### ACTIVITY
Establish how many lines in the material include the string "data" and report it as a lone number.

### RECORDS FOR THE TASK
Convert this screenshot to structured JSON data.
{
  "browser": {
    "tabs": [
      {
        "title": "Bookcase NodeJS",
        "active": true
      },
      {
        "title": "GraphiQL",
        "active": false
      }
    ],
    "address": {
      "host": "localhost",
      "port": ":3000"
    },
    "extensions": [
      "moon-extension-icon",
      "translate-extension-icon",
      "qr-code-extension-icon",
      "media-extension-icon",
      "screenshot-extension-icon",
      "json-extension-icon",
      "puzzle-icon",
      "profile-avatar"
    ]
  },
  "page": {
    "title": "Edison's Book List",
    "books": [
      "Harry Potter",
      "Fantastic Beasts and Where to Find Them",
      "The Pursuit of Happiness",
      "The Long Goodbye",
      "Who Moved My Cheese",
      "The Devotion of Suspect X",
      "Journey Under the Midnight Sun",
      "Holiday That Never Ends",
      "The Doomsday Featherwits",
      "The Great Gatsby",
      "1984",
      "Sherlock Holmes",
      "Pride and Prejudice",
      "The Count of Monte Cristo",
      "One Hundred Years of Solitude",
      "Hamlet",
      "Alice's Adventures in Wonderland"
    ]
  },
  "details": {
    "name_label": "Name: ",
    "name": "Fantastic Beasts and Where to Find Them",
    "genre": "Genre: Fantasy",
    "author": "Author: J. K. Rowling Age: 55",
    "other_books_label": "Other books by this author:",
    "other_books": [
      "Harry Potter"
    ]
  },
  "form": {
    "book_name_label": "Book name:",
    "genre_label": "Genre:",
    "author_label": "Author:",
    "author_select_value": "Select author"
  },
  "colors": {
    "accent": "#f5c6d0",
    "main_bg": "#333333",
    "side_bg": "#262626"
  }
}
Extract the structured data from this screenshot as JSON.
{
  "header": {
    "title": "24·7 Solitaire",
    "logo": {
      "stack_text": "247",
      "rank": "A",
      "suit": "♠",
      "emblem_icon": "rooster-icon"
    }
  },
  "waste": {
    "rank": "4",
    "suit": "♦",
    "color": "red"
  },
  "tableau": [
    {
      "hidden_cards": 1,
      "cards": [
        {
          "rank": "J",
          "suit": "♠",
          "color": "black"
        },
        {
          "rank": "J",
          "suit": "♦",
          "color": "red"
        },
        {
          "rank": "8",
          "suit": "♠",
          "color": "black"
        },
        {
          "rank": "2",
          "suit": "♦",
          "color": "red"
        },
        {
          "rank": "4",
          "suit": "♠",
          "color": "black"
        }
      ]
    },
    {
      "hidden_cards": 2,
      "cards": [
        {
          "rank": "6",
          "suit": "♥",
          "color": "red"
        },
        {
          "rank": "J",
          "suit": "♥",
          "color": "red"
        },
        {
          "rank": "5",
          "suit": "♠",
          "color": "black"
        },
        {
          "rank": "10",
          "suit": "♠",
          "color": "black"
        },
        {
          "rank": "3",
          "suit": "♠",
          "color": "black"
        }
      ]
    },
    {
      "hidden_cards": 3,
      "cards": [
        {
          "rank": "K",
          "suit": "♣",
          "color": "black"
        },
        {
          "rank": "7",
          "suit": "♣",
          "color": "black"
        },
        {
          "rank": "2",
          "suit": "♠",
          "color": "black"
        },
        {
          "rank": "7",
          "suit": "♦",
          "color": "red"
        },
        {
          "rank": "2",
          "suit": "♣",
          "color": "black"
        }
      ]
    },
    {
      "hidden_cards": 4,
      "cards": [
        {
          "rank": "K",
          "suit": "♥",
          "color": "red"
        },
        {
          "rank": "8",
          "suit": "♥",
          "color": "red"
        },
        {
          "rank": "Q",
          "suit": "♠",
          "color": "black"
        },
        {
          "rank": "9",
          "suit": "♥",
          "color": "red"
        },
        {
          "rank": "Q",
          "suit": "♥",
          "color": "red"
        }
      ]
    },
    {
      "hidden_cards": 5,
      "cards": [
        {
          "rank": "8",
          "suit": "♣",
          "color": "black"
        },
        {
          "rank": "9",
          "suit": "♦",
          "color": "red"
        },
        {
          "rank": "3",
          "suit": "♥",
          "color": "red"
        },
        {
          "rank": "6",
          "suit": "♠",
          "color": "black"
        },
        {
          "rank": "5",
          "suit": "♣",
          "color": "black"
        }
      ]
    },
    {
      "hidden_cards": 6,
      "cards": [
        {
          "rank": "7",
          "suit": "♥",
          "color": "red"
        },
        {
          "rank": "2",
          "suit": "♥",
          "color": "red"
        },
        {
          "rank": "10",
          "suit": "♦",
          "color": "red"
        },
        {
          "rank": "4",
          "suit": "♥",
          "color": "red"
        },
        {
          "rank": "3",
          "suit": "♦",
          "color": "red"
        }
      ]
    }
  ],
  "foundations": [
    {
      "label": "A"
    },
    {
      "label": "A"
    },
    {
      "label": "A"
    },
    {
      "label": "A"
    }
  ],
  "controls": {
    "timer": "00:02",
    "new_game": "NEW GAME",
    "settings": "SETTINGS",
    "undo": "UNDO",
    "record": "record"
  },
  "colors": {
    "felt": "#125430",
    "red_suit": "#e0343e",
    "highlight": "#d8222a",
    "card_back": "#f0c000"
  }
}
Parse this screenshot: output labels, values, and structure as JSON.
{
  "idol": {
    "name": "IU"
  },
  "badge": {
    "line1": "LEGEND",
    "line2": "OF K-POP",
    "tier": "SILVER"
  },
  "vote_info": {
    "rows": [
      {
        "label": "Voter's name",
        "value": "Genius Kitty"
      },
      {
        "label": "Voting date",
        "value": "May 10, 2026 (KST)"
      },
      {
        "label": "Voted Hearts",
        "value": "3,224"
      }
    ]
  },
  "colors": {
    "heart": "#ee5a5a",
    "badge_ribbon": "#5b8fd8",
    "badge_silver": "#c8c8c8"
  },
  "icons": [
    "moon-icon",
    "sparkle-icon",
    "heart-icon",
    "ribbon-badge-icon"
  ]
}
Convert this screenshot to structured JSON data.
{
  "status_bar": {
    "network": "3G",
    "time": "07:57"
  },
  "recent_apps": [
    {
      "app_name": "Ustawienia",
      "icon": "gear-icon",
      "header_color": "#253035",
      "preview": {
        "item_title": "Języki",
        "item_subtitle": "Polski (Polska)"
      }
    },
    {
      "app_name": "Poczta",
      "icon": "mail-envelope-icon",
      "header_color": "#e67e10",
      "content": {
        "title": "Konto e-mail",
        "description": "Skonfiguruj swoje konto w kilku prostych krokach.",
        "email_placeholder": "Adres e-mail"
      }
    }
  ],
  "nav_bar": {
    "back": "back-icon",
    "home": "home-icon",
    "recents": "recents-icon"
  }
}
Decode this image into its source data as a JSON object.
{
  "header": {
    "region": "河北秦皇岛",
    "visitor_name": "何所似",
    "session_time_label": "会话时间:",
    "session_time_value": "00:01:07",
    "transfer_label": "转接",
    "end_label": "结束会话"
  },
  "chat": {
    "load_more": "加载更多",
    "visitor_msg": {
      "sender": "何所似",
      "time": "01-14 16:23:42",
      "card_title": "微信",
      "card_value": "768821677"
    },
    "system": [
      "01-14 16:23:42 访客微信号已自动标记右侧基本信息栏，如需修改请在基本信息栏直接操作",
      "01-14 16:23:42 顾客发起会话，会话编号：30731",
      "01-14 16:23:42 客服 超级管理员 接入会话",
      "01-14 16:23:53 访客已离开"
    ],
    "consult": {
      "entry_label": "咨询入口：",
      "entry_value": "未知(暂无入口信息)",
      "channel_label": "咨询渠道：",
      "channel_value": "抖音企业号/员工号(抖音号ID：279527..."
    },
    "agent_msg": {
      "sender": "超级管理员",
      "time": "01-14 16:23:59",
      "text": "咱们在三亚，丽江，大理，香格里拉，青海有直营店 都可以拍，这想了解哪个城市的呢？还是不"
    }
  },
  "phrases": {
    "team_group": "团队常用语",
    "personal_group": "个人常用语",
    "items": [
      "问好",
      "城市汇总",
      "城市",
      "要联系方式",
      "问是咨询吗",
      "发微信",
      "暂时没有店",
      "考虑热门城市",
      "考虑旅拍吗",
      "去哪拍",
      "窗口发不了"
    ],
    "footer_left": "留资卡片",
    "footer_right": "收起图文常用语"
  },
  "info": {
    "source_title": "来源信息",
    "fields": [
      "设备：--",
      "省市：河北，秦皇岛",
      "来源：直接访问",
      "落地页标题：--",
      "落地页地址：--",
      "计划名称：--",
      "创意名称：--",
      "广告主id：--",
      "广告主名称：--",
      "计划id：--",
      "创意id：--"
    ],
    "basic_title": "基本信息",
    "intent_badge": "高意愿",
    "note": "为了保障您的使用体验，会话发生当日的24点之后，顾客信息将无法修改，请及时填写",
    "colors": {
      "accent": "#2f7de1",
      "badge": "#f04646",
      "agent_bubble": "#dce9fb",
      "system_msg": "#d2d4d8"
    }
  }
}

### RESPONSE FOR THIS EXERCISE
4